Do you get paid to do marching band in college?
Many marching bands offer incentives, ranging from stipends to full-tuition scholarships. So if you think you’re out of options to help pay for college, think again.
Is it worth joining marching band?
It provides opportunities to sharpen your problem solving skills. It can be an opportunity to learn to play a new instrument. You can earn a varsity letter and wear it on a TJ letter jacket. It opens doors to other music opportunities (e.g., college marching bands and world class drum & bugle corps).
Does marching band count as a sport in college?
The Oxford Dictionary defines sport as: “an activity involving physical exertion and skill in which an individual or a team competes against another or others for entertainment.” With band shows, competitions, and DCI, marching band qualifies as a sport under this definition, so yes it is!
Is band good for college applications?

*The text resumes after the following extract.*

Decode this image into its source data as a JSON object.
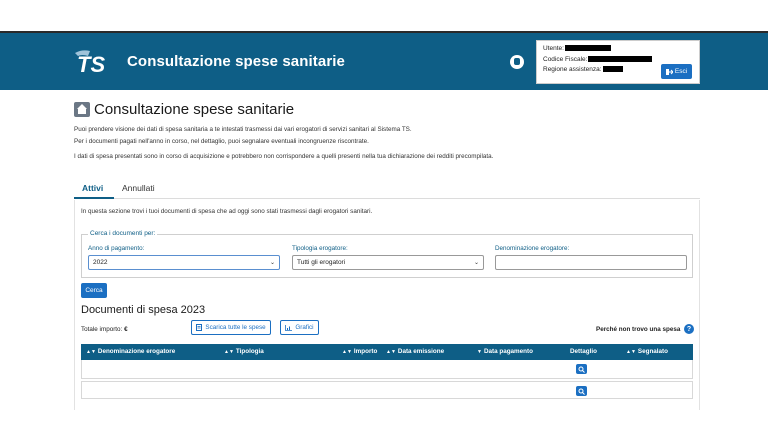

When applying to college, many students overlook their band, orchestra and choir classes. … Participation in a music ensemble demonstrates teamwork, focus, and dedication – all of which are invaluable traits for college applicants.
Do college bands get paid?
These assistants are normally compensated through tuition reimbursement, often including a stipend to help cover living expenses. In short, most kids in marching band are there because they love it, not because they’re getting paid a lot of money to do it.
What colleges give scholarships for marching band?
DePauw University, University of Dayton, University of Vermont and 368 other colleges offer up to $10,000 in scholarships for every year of marching band. Plus, if you’re in a leadership role, you may be eligible for an extra scholarship of up to $3,375 per year!
Is marching band good for you?
The neuronal connections grown in marching band will benefit the students throughout life, for multi-tasking through college and in the workplace, and for multi-tasking as a parent. Discipline. … The discipline of being a part of a team like a marching band is experience that you’ll take with you through life. Teamwork.
Is High school marching band hard?
High school marching band is a highly rewarding activity that requires a lot of hard work. Not only does it require musical knowledge, but it also requires a little bit of athleticism. Marching band requires you to be active, social, and hard working.
Why do people think marching band isn’t a sport?
Originally Answered: Why is it that most people consider marching band not a sport? Because, although it can be strenuous and physically demanding, the marching is secondary to the music. Music is not an athletic activity. There are band competitions, but they’re considered contests rather than sporting events.